Left to its own devices, nurtured by time and sustained by resilience, it simply grew. Some 40 years later, this grand, regal tree dominates its urban streetscape. It casts a cool welcome shade in summer, is nature’s boarding house for a myriad of critters, adds character and vibrancy to the very nature of life here in our beautiful bush capital.

Where did it come from? As a seed collector with the CSIRO, Jerry traversed the length and breadth of our island continent seeking a deeper appreciation of our unique flora. Arriving one day at a mine site in Hillgrove on the northern NSW tablelands, Jerry collected a few seeds. When he propagated them in a CSIRO greenhouse, stunning seedlings sprouted. One of these infant trees eventually found its way to the newly built suburb of Hughes. The rest is history.

Hillgrove Gums are a rare species. As such, a forest has been planted at the National Arboretum. In light of Jerry’s wonderful tree, this forest will be breathtakingly magnificent with time.

Jerry has had a fascinating career. In 1984, as part of joint Australian–French expedition, he ventured to far-flung northern Australia where he noticed not all the acacia seeds he was collecting were the same. His scientific curiosity was sparked. An entirely new species was discovered that day and named, in his honour, Acacia colei. Due to its remarkable bush tucker attributes, Acacia colei now sustains famine-affected populations, nourishing communities in faraway Africa. All thanks to Jerry’s keen eye for botanical excellence.

Meanwhile, back in Canberra, the ACT Tree Register was established in 2006 to capture and conserve urban trees that represent exceptional value to our community. The register was developed in response to public concern around the potential loss of beautiful trees as a result urban infill and residential development. The register was enshrined in legislation.

This register provides people who are passionate about a tree or a group of trees an opportunity to conserve them for current and future generations. Jerry’s outstanding Hillgrove Gum is on the register for all to enjoy.

The ACT Tree Register is brimming with over 200 citations, registering majestic individual trees on public and private land as well as forests of outstanding trees like the 2,685 pines within the popular urban woodland of Haig Park.

Anyone can nominate a tree they think meets the criteria for its natural or cultural heritage, aesthetic or scientific value. If you, like Jerry, know of a tree that would met the criteria, why not nominate it? ACT Tree Register - Transport Canberra and City Services

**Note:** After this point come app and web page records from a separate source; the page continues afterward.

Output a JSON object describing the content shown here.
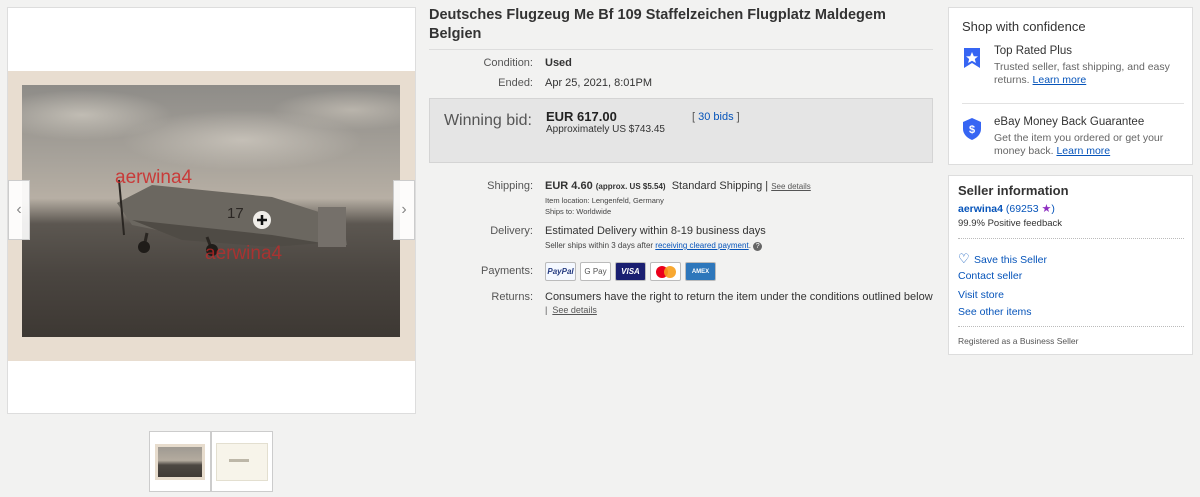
{
  "listing": {
    "title": "Deutsches Flugzeug Me Bf 109 Staffelzeichen Flugplatz Maldegem Belgien",
    "watermark": "aerwina4",
    "condition_label": "Condition:",
    "condition_value": "Used",
    "ended_label": "Ended:",
    "ended_value": "Apr 25, 2021, 8:01PM",
    "winning_bid_label": "Winning bid:",
    "winning_bid_value": "EUR 617.00",
    "approx_value": "Approximately US $743.45",
    "bids_open": "[ ",
    "bids_link": "30 bids",
    "bids_close": " ]",
    "shipping_label": "Shipping:",
    "shipping_cost": "EUR 4.60",
    "shipping_approx": "(approx. US $5.54)",
    "shipping_method": "Standard Shipping |",
    "see_details": "See details",
    "item_location": "Item location:  Lengenfeld, Germany",
    "ships_to": "Ships to:  Worldwide",
    "delivery_label": "Delivery:",
    "delivery_value": "Estimated Delivery within 8-19 business days",
    "delivery_note": "Seller ships within 3 days after",
    "delivery_link": "receiving cleared payment",
    "payments_label": "Payments:",
    "payment_methods": [
      "PayPal",
      "G Pay",
      "VISA",
      "",
      "AMEX"
    ],
    "returns_label": "Returns:",
    "returns_value": "Consumers have the right to return the item under the conditions outlined below",
    "returns_link": "See details"
  },
  "confidence": {
    "title": "Shop with confidence",
    "items": [
      {
        "heading": "Top Rated Plus",
        "desc": "Trusted seller, fast shipping, and easy returns.",
        "link": "Learn more"
      },
      {
        "heading": "eBay Money Back Guarantee",
        "desc": "Get the item you ordered or get your money back.",
        "link": "Learn more"
      }
    ]
  },
  "seller": {
    "title": "Seller information",
    "name": "aerwina4",
    "score": "(69253",
    "score_close": ")",
    "feedback": "99.9% Positive feedback",
    "save": "Save this Seller",
    "contact": "Contact seller",
    "store": "Visit store",
    "other": "See other items",
    "registered": "Registered as a Business Seller"
  },
  "colors": {
    "link": "#0654ba",
    "star": "#8e2fc1"
  }
}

Photo by Dylan Jones, ACT Government

Brett McNamara is with ACT Parks & Conservation Service.

Brett Mac

Brett McNamara - Regional Manager with ACT Parks & Conservation Service

Brett loves our national parks almost as much as the Gang-gang on his uniform. He is prone to using the word 'majestic' when referring to the bush capital. He loves talking. A lot. His favourite animal is the playful platypus.

Article also appeared on 7 August 2018 in The Chronicle